Photo: Barry King/WireImage.com
Rewind: Danny Elfman is the composer of one of the most familiar tunes in America: the opening theme to The Simpsons. He's also a three-time Academy Award nominee who has scored more than 60 movies (12 of them for Tim Burton, including Edward Scissorhands, Sleepy Hollow, and Charlie and the Chocolate Factory).
Fast-Forward: In the past year, Elfman created the music for five films (current Oscar® hopeful Milk and Errol Morris's lauded documentary Standard Operating Procedure among them), plus a Twyla Tharp ballet. What's he doing next? "I'm writing a Broadway musical about the life of Harry Houdini," he reports.

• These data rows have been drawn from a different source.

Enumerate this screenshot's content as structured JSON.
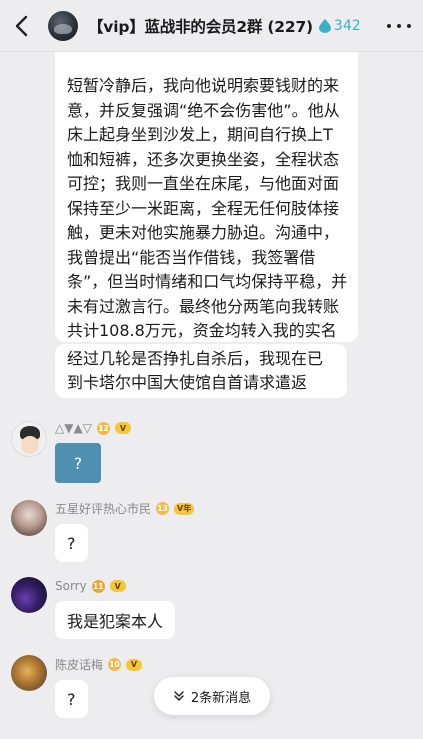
{
  "header": {
    "title": "【vip】蓝战非的会员2群 (227)",
    "heat_count": "342",
    "icons": {
      "back": "chevron-left-icon",
      "heat": "droplet-icon",
      "more": "more-icon"
    }
  },
  "messages": {
    "long_text": "短暂冷静后，我向他说明索要钱财的来意，并反复强调“绝不会伤害他”。他从床上起身坐到沙发上，期间自行换上T恤和短裤，还多次更换坐姿，全程状态可控；我则一直坐在床尾，与他面对面保持至少一米距离，全程无任何肢体接触，更未对他实施暴力胁迫。沟通中，我曾提出“能否当作借钱，我签署借条”，但当时情绪和口气均保持平稳，并未有过激言行。最终他分两笔向我转账共计108.8万元，资金均转入我的实名国内账",
    "mid_text": "经过几轮是否挣扎自杀后，我现在已到卡塔尔中国大使馆自首请求遣返",
    "list": [
      {
        "sender": "△▼▲▽",
        "level": "12",
        "badge": "V",
        "content": "?"
      },
      {
        "sender": "五星好评热心市民",
        "level": "13",
        "badge": "V年",
        "content": "?"
      },
      {
        "sender": "Sorry",
        "level": "11",
        "badge": "V",
        "content": "我是犯案本人"
      },
      {
        "sender": "陈皮话梅",
        "level": "10",
        "badge": "V",
        "content": "?"
      }
    ]
  },
  "new_messages": {
    "label": "2条新消息",
    "icon": "double-chevron-down-icon"
  },
  "colors": {
    "background": "#ededf0",
    "accent": "#3ab0c8",
    "image_bubble": "#4f8fb0"
  }
}
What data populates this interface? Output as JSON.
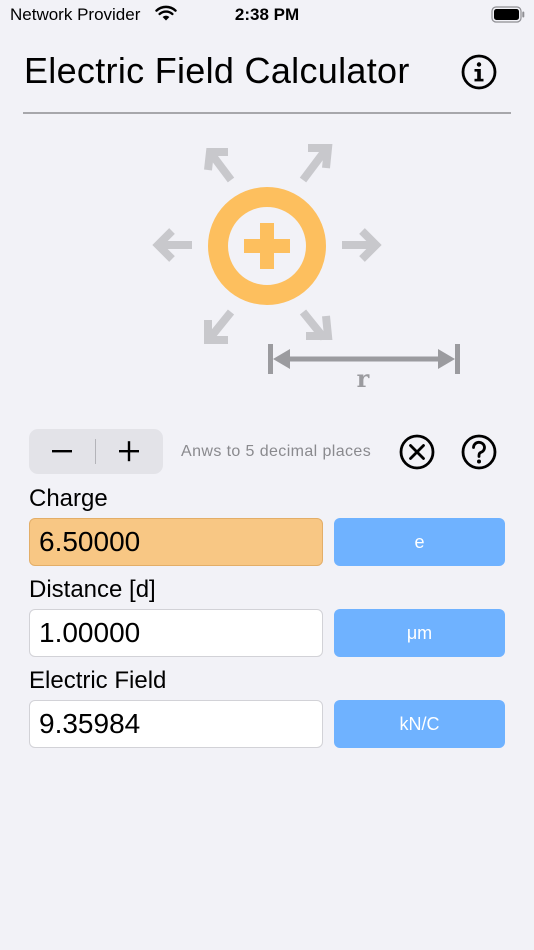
{
  "status_bar": {
    "carrier": "Network Provider",
    "time": "2:38 PM"
  },
  "header": {
    "title": "Electric Field Calculator",
    "info_icon": "info-circle-icon"
  },
  "illustration": {
    "charge_color": "#fdbf5e",
    "arrow_color": "#c8c8cc",
    "distance_bar_color": "#9b9b9f",
    "distance_label": "r"
  },
  "controls": {
    "decimals_note": "Anws to 5 decimal places",
    "minus_icon": "minus-icon",
    "plus_icon": "plus-icon",
    "clear_icon": "clear-circle-icon",
    "help_icon": "question-circle-icon"
  },
  "fields": [
    {
      "label": "Charge",
      "value": "6.50000",
      "unit": "e",
      "active": true
    },
    {
      "label": "Distance [d]",
      "value": "1.00000",
      "unit": "μm",
      "active": false
    },
    {
      "label": "Electric Field",
      "value": "9.35984",
      "unit": "kN/C",
      "active": false
    }
  ],
  "colors": {
    "background": "#f2f2f7",
    "active_field": "#f8c784",
    "unit_button": "#6fb2ff"
  }
}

Play it again: "Whatever I'm working on gets stuck in my head," Elfman says. "So when I listen to music for pleasure, it's to untangle the knots in my brain; it gets really messy in there." Here are his picks for a good mental housecleaning.
The Quintessential Billie Holiday (Sony): "This is an amazing nine-CD series. Her voice and her approach to a song instantly grab hold of me. 'Solitude' and 'They Can't Take That Away from Me' bring me to another place—a smoky, dark, calm place."

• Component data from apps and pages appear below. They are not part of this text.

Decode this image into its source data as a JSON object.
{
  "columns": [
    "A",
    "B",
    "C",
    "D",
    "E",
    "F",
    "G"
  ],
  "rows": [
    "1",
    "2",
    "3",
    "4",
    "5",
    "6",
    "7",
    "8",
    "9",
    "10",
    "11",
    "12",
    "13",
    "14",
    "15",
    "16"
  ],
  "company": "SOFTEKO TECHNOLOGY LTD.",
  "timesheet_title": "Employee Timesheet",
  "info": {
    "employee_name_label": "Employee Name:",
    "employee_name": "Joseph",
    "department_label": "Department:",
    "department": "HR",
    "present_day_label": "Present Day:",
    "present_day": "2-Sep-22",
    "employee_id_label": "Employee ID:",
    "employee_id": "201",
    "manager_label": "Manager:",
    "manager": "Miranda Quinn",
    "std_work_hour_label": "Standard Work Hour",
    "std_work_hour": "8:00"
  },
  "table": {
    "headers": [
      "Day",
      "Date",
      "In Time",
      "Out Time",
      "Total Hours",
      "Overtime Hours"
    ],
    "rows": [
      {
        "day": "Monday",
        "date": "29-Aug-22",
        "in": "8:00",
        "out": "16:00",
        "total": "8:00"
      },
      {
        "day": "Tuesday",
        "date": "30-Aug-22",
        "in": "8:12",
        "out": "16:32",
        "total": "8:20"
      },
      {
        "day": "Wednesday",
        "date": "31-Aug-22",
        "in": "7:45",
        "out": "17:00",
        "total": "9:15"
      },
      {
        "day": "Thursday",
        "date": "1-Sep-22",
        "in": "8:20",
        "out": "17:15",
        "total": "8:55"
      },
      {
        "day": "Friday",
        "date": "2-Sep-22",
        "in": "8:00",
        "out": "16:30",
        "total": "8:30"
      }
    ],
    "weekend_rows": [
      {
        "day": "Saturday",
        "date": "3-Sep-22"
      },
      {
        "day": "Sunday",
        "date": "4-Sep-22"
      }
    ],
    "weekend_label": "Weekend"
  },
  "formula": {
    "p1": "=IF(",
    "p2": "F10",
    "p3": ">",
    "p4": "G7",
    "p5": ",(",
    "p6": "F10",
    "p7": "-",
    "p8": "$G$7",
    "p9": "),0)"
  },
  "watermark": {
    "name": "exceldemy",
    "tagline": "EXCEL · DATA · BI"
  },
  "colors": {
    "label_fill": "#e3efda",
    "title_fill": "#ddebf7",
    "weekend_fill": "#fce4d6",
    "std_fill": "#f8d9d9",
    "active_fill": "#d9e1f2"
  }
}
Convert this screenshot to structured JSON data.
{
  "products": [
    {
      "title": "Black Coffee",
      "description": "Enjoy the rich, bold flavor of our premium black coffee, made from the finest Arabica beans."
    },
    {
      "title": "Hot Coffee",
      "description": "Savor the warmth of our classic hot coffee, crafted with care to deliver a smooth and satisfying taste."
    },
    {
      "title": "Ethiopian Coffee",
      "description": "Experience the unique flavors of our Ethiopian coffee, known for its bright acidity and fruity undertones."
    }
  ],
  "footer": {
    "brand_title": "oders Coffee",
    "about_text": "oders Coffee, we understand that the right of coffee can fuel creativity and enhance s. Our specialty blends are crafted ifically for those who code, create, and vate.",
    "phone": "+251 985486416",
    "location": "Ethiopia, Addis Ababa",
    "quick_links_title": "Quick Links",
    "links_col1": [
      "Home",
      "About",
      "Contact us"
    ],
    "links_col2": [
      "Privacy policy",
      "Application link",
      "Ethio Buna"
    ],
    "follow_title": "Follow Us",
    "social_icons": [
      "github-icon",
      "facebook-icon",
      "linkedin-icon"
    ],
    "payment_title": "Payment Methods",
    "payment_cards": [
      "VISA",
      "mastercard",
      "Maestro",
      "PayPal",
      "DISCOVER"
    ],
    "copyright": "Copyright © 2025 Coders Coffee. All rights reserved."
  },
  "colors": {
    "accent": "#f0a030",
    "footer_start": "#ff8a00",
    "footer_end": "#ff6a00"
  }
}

Khalifa Ould Eide & Dimi Mint Abba, Moorish Music from Mauritania (World Circuit): "I first heard Dimi Mint Abba—who performs with her husband, Khalifa Ould Eide—at a party in Rome in the '90s. I couldn't figure out if the voice belonged to a woman or a boy, and I couldn't get it out of my head. On 'Hassaniya Love Poem,' she has an almost inhuman control over the notes, doing quick turns with her vocal chords."
Taraf de Haïdouks (Nonesuch): "This is a group of Romanian Roma musicians. They have a song called 'Spune Spune Mos Batrîn,' and oh, man—I can't not move when I hear this. It makes you smile, makes you want to grab a glass of wine and dance with it."
Goran Bregović, Underground soundtrack (Mercury): "He's a musician from Sarajevo; the music is similar to Taraf de Haïdouks. 'The Wedding' is the most joyous music in the world. I've never had a birthday party without it—if I want to celebrate, out it comes."
From the February 2009 issue of O, The Oprah Magazine
We Hear You!